* _Work order_
In the answer, each entry below appears exactly as given, and no picture appears at all.

(Component data from apps and pages)
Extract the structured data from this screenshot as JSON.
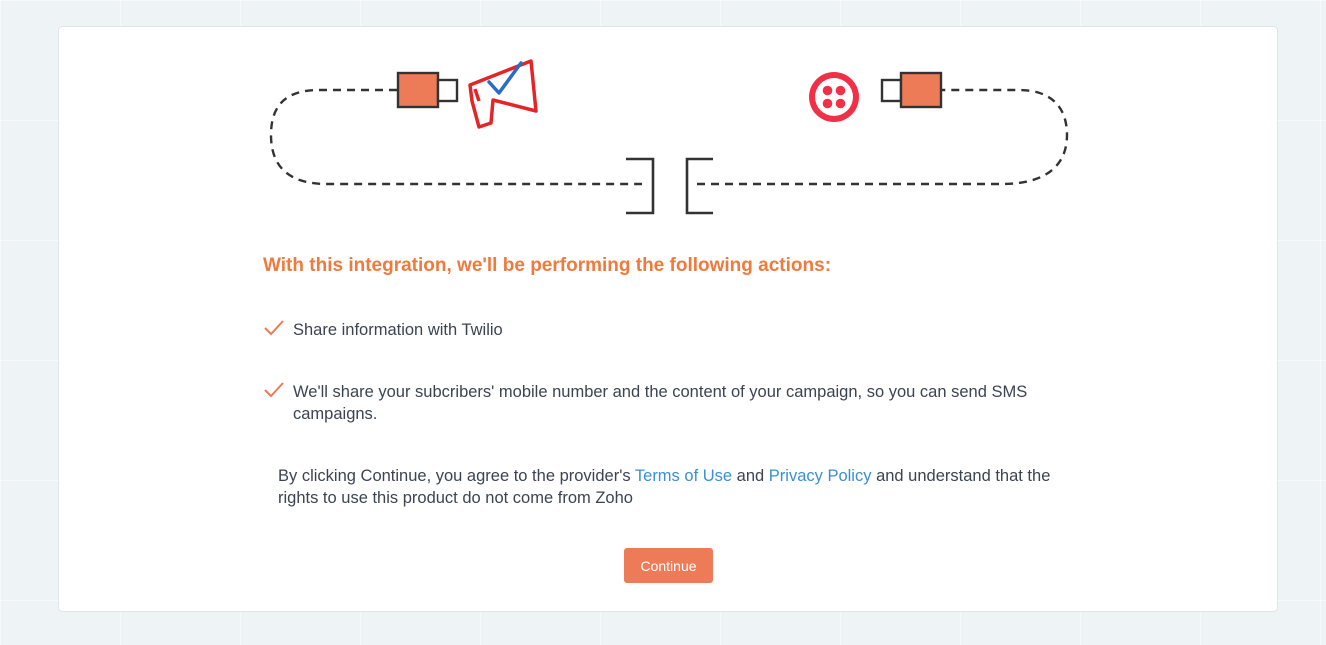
{
  "colors": {
    "accent": "#f07a3d",
    "link": "#3b8fd4",
    "connector": "#ee7b58",
    "zoho_red": "#e42527",
    "zoho_blue": "#2b6cc4",
    "twilio_red": "#f22f46"
  },
  "illustration": {
    "left_logo": "zoho-campaigns-megaphone-icon",
    "right_logo": "twilio-logo-icon"
  },
  "heading": "With this integration, we'll be performing the following actions:",
  "actions": [
    {
      "icon": "check-icon",
      "text": "Share information with Twilio"
    },
    {
      "icon": "check-icon",
      "text": "We'll share your subcribers' mobile number and the content of your campaign, so you can send SMS campaigns."
    }
  ],
  "consent": {
    "prefix": "By clicking Continue, you agree to the provider's ",
    "terms_link": "Terms of Use",
    "middle": " and ",
    "privacy_link": "Privacy Policy",
    "suffix": " and understand that the rights to use this product do not come from Zoho"
  },
  "continue_label": "Continue"
}
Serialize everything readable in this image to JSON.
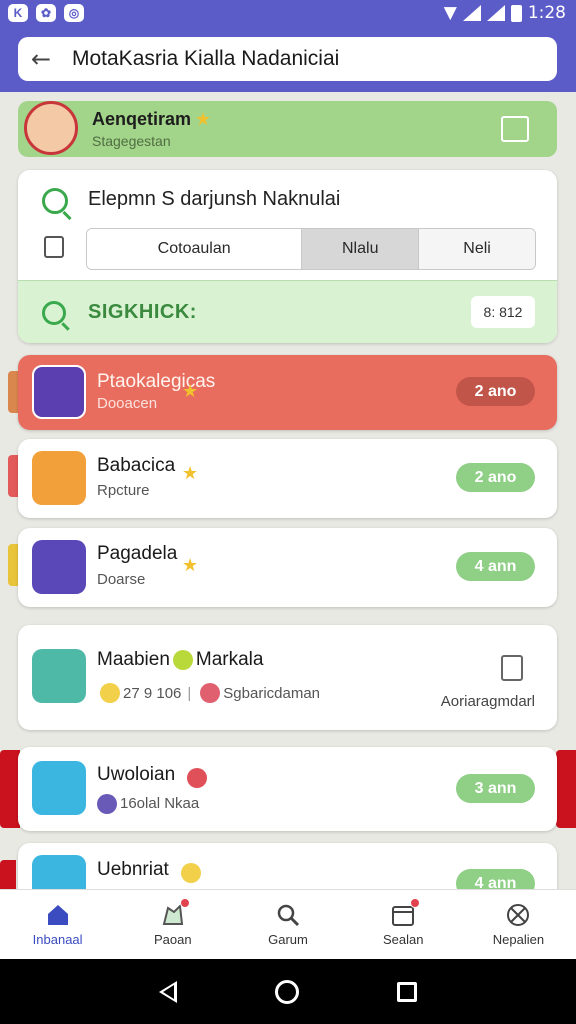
{
  "status_bar": {
    "time": "1:28",
    "icons": [
      "app-icon",
      "leaf-icon",
      "record-icon",
      "wifi-icon",
      "signal-icon",
      "battery-icon"
    ]
  },
  "search": {
    "query": "MotaKasria Kialla Nadaniciai",
    "back_icon": "arrow-left-icon"
  },
  "banner": {
    "title": "Aenqetiram",
    "subtitle": "Stagegestan"
  },
  "search_card": {
    "title": "Elepmn S darjunsh Naknulai",
    "tabs": [
      "Cotoaulan",
      "Nlalu",
      "Neli"
    ],
    "filter_label": "SIGKHICK:",
    "filter_value": "8: 812"
  },
  "items": [
    {
      "title": "Ptaokalegicas",
      "subtitle": "Dooacen",
      "badge": "2 ano",
      "accent": "#e86d5f"
    },
    {
      "title": "Babacica",
      "subtitle": "Rpcture",
      "badge": "2 ano",
      "accent": "#8fcf86"
    },
    {
      "title": "Pagadela",
      "subtitle": "Doarse",
      "badge": "4 ann",
      "accent": "#8fcf86"
    },
    {
      "title": "Maabien",
      "title2": "Markala",
      "meta_number": "27 9 106",
      "meta_label": "Sgbaricdaman",
      "doc_label": "Aoriaragmdarl"
    },
    {
      "title": "Uwoloian",
      "subtitle": "16olal Nkaa",
      "badge": "3 ann",
      "accent": "#8fcf86"
    },
    {
      "title": "Uebnriat",
      "badge": "4 ann",
      "accent": "#8fcf86"
    }
  ],
  "bottom_nav": [
    {
      "label": "Inbanaal",
      "icon": "home-icon",
      "active": true
    },
    {
      "label": "Paoan",
      "icon": "map-pin-icon",
      "active": false
    },
    {
      "label": "Garum",
      "icon": "search-icon",
      "active": false
    },
    {
      "label": "Sealan",
      "icon": "calendar-icon",
      "active": false
    },
    {
      "label": "Nepalien",
      "icon": "globe-icon",
      "active": false
    }
  ],
  "colors": {
    "primary": "#5c5cc8",
    "green": "#8fcf86",
    "red": "#e86d5f",
    "active_nav": "#3b4cc0"
  }
}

* _Result below_
Extract the structured data from this screenshot as JSON.
{
  "colors": {
    "accent": "#f07a3d",
    "link": "#3b8fd4",
    "connector": "#ee7b58",
    "zoho_red": "#e42527",
    "zoho_blue": "#2b6cc4",
    "twilio_red": "#f22f46"
  },
  "illustration": {
    "left_logo": "zoho-campaigns-megaphone-icon",
    "right_logo": "twilio-logo-icon"
  },
  "heading": "With this integration, we'll be performing the following actions:",
  "actions": [
    {
      "icon": "check-icon",
      "text": "Share information with Twilio"
    },
    {
      "icon": "check-icon",
      "text": "We'll share your subcribers' mobile number and the content of your campaign, so you can send SMS campaigns."
    }
  ],
  "consent": {
    "prefix": "By clicking Continue, you agree to the provider's ",
    "terms_link": "Terms of Use",
    "middle": " and ",
    "privacy_link": "Privacy Policy",
    "suffix": " and understand that the rights to use this product do not come from Zoho"
  },
  "continue_label": "Continue"
}
Serialize everything readable in this image to JSON.
{
  "status_bar": {
    "time": "1:28",
    "icons": [
      "app-icon",
      "leaf-icon",
      "record-icon",
      "wifi-icon",
      "signal-icon",
      "battery-icon"
    ]
  },
  "search": {
    "query": "MotaKasria Kialla Nadaniciai",
    "back_icon": "arrow-left-icon"
  },
  "banner": {
    "title": "Aenqetiram",
    "subtitle": "Stagegestan"
  },
  "search_card": {
    "title": "Elepmn S darjunsh Naknulai",
    "tabs": [
      "Cotoaulan",
      "Nlalu",
      "Neli"
    ],
    "filter_label": "SIGKHICK:",
    "filter_value": "8: 812"
  },
  "items": [
    {
      "title": "Ptaokalegicas",
      "subtitle": "Dooacen",
      "badge": "2 ano",
      "accent": "#e86d5f"
    },
    {
      "title": "Babacica",
      "subtitle": "Rpcture",
      "badge": "2 ano",
      "accent": "#8fcf86"
    },
    {
      "title": "Pagadela",
      "subtitle": "Doarse",
      "badge": "4 ann",
      "accent": "#8fcf86"
    },
    {
      "title": "Maabien",
      "title2": "Markala",
      "meta_number": "27 9 106",
      "meta_label": "Sgbaricdaman",
      "doc_label": "Aoriaragmdarl"
    },
    {
      "title": "Uwoloian",
      "subtitle": "16olal Nkaa",
      "badge": "3 ann",
      "accent": "#8fcf86"
    },
    {
      "title": "Uebnriat",
      "badge": "4 ann",
      "accent": "#8fcf86"
    }
  ],
  "bottom_nav": [
    {
      "label": "Inbanaal",
      "icon": "home-icon",
      "active": true
    },
    {
      "label": "Paoan",
      "icon": "map-pin-icon",
      "active": false
    },
    {
      "label": "Garum",
      "icon": "search-icon",
      "active": false
    },
    {
      "label": "Sealan",
      "icon": "calendar-icon",
      "active": false
    },
    {
      "label": "Nepalien",
      "icon": "globe-icon",
      "active": false
    }
  ],
  "colors": {
    "primary": "#5c5cc8",
    "green": "#8fcf86",
    "red": "#e86d5f",
    "active_nav": "#3b4cc0"
  }
}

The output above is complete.